**What needs to be done**
Return the number of lines below that contain "description"; nothing else belongs in the reply.

Dataset excerpts
-----

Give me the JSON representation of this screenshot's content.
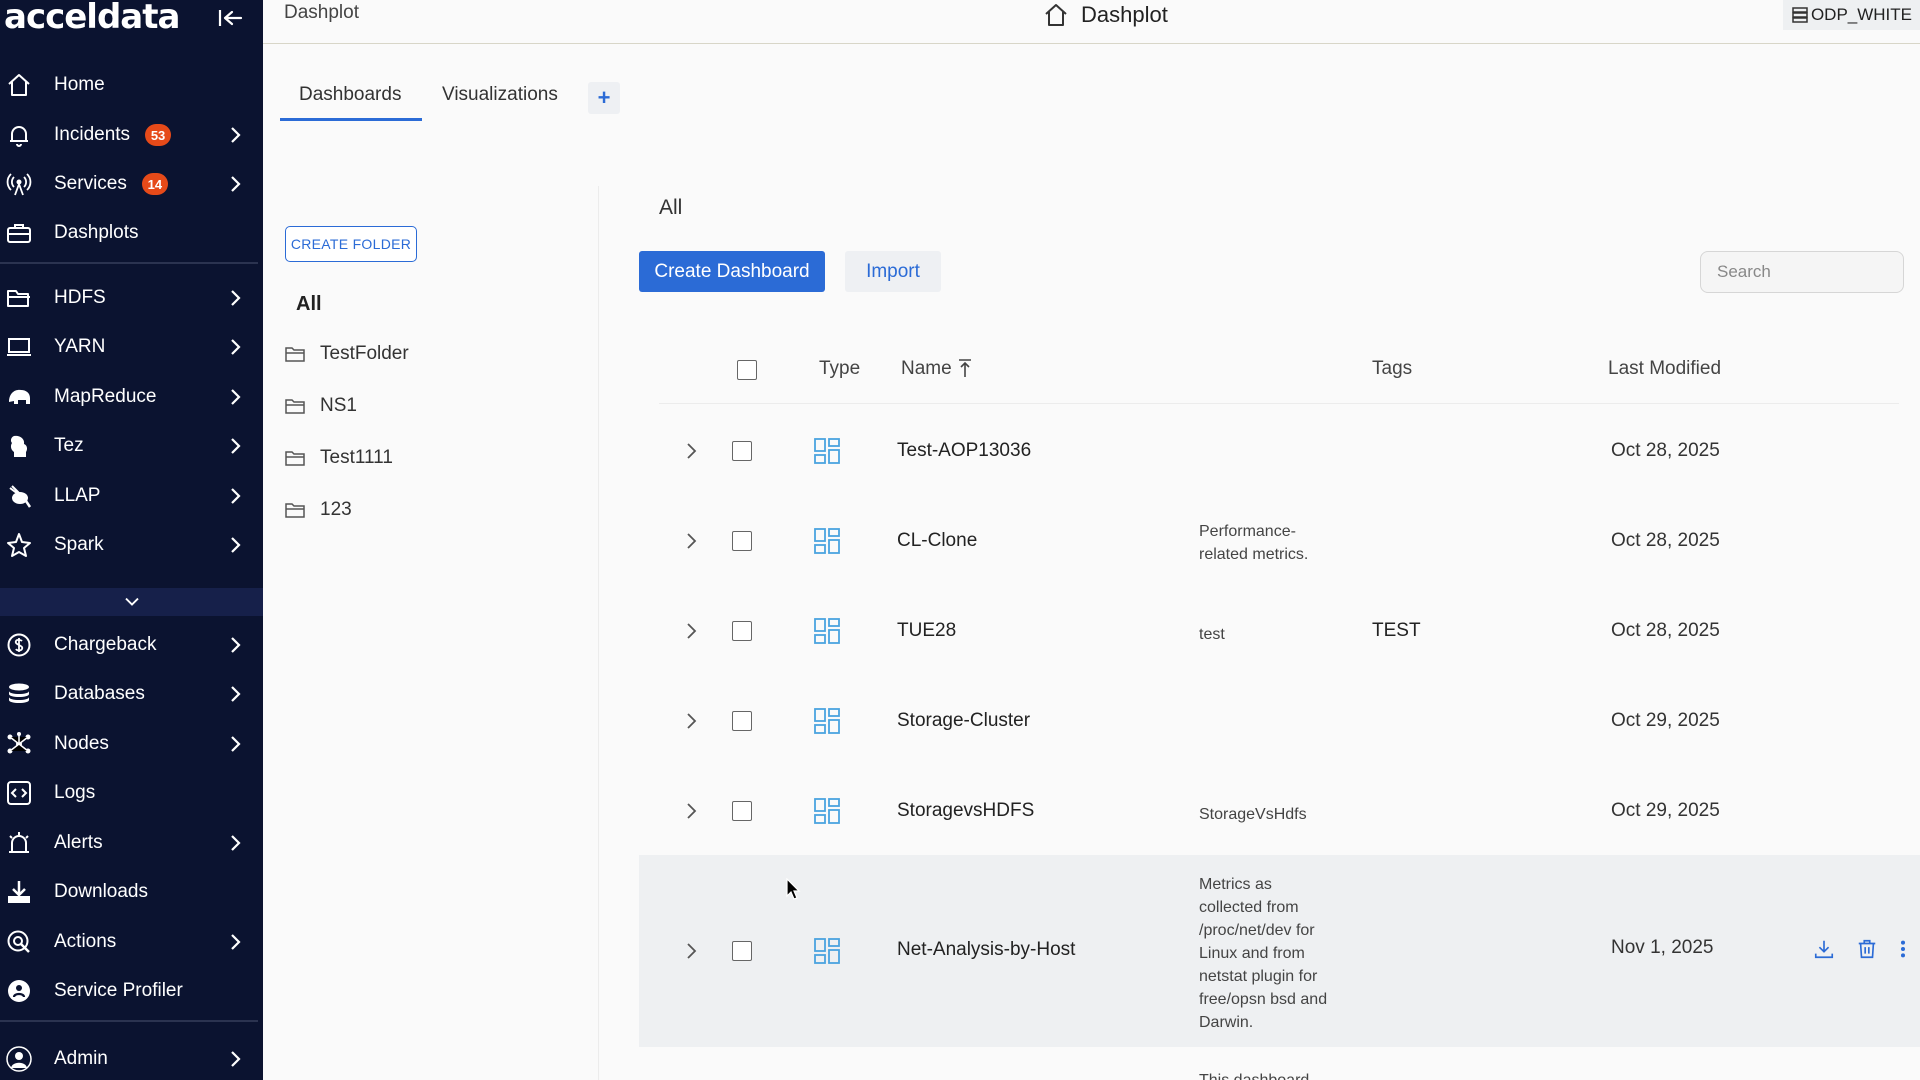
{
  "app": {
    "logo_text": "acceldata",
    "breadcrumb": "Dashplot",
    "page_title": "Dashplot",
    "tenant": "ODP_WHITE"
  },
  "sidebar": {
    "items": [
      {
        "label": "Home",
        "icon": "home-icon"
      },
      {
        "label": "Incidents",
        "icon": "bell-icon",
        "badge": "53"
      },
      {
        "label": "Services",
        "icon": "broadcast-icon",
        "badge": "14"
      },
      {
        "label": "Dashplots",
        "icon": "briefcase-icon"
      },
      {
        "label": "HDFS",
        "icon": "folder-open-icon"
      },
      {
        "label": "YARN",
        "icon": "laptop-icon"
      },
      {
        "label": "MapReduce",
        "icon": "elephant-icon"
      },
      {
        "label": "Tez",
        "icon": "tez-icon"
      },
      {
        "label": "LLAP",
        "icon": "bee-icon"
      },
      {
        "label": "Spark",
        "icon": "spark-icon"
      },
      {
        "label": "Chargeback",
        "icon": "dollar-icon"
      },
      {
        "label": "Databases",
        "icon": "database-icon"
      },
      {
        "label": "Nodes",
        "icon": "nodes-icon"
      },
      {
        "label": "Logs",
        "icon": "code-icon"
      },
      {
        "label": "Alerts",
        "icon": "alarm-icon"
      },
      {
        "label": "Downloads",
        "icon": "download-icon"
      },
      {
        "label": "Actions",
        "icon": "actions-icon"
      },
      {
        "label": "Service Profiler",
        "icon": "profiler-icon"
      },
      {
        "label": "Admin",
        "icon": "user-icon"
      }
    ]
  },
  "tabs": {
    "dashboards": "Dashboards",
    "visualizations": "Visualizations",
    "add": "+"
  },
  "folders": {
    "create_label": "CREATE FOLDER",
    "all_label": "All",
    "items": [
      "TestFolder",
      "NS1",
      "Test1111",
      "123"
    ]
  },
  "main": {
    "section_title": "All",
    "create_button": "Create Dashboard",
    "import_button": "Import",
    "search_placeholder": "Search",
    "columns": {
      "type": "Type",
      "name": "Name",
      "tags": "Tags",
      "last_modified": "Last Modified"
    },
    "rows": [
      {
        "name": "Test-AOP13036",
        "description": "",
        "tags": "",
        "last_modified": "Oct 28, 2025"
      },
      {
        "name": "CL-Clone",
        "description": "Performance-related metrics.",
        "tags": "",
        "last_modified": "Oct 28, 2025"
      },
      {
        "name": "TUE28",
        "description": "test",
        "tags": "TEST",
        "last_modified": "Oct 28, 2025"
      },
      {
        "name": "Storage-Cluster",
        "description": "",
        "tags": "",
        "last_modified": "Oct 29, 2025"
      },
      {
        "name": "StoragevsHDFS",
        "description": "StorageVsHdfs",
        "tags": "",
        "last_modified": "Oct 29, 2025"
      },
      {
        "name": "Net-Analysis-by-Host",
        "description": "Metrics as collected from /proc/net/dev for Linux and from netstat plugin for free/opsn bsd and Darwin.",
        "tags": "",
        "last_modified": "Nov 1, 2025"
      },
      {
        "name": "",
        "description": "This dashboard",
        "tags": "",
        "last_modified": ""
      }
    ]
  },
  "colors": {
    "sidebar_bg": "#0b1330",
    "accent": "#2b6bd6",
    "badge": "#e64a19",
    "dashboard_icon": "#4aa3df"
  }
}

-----

**Final answer**
7